Start of RECORDED DATA
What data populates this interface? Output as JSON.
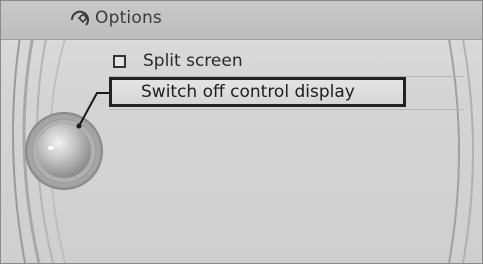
{
  "header": {
    "title": "Options",
    "icon": "settings-display-icon"
  },
  "menu": {
    "items": [
      {
        "label": "Split screen",
        "has_checkbox": true,
        "checked": false,
        "selected": false
      },
      {
        "label": "Switch off control display",
        "has_checkbox": false,
        "selected": true
      }
    ]
  },
  "controller": {
    "icon": "controller-knob-icon"
  },
  "colors": {
    "background": "#d4d4d4",
    "header": "#c3c3c3",
    "selection_border": "#222222",
    "text": "#2a2a2a"
  }
}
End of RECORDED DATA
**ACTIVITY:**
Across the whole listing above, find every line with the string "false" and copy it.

**ANSWER TO THIS PROBLEM:**
        "checked": false,
        "selected": false
        "has_checkbox": false,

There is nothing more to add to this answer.